And nobody is talking about an automated future when no one would need to work, as they were in earlier sections we looked at.
No, we hit pay dirt and payday in this section from the 152-page souvenir edition of The Seattle Times that was published shortly before the World’s Fair opened.
Nearly every story and advertisement in the “Industrial Horizons” section is about the hot, local economy, from “Boeing Is in Space Age to Stay; Has Two Billion Backlog” to “Fair Visitors to See Solid Evidence of Progress” in the Seattle area.
The section also reflects a time of dramatic change, when blue collar met the computer, when industry became very high-tech.
And it all comes together in the illustration on the cover that shows what could be the biggest rocket ship in the solar system, filled with passengers, as it flies over the moon.
Don’t think we’re capable of building something like that? Dream on. Pessimists need not apply.
One page of this section was dedicated to a massive want ad for a Boeing rival, Douglas Aircraft in Santa Monica, Calif. (Douglas later became McDonnell Douglas, which later became part of Boeing.)
The ad screamed: “IMMEDIATE POSITIONS IN NEW CONCEPT LONG RANGE PROGRAM,” with the jobs broken down into two major categories: “SKYBOLT” and “SATURN-THOR-ZEUS.”
Back then, there were few things that sounded cooler than wrenching down a Skybolt with Zeus on your way to Saturn. But why go all the way to smoggy Southern California for that work?
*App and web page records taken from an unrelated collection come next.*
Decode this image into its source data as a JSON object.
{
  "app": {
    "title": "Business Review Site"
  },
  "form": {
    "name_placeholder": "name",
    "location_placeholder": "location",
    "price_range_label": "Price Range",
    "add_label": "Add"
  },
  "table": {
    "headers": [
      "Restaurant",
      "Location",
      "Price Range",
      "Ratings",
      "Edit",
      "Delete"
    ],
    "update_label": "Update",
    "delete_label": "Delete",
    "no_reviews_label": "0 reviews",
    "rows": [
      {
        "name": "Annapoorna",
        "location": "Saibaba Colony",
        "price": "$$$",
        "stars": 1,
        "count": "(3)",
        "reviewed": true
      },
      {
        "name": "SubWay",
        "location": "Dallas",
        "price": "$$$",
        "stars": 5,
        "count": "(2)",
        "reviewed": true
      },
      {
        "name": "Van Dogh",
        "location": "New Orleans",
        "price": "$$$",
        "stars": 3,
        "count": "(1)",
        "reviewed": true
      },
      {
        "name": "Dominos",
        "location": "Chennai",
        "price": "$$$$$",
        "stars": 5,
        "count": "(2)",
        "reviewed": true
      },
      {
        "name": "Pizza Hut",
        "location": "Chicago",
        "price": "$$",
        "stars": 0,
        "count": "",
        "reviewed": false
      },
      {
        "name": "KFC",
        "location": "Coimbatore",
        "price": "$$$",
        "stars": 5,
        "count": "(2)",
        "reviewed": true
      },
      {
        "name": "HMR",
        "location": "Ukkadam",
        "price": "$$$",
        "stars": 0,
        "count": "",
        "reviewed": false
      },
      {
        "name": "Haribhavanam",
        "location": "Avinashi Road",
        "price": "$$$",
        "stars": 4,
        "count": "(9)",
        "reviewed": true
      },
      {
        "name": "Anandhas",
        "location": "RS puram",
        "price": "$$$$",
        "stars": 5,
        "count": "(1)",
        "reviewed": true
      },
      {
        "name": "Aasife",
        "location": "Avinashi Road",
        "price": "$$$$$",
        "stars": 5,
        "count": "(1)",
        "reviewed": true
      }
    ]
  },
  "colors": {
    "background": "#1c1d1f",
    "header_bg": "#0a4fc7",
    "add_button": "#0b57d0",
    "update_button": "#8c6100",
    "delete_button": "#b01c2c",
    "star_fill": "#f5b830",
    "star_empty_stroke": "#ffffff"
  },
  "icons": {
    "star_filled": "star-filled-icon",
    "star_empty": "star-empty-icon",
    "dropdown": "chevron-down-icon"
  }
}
Instead, just flip the page and go to the story “Boeing hatches prospering electronics industries” in the Seattle area that talks about all the young high-tech companies that were prospering in Boeing’s tail wind, and some that didn’t.
Meanwhile, the old economy was doing just fine, too. There were upbeat ads for a steel bridge maker (“maintains your property values”), a construction company (“Our Salute to the Future!) and a story serenading a longtime staple of Seattle’s economy — “Fishing Seasons Keep Fleet Busy.”
But the section is mostly about fun, futuristic things like plastics and chemicals and even a picture of a man sitting at a big keyboard where he is testing an electronic message machine “partly developed here” that was a forerunner to email.
The field of electronics was buzzing with promise, and Seattle and the World’s Fair were amped to the max.
“The West always has attracted the energetic adventurer, the prober of new horizons,” said the story about the hatching of an industry. “Just so, it is attracting today’s space-age electronic pioneer.”
And it might be — as Seattle Times economics columnist Jon Talton once noted — that Seattle also got lucky in the 20th century, from Bill Boeing to Bill Gates.
Bill Kossen went to Sunday school with Bill Gates, but doesn’t really want to get into name-dropping here. 206-464-2331 or firstname.lastname@example.org. On Twitter @BillKossen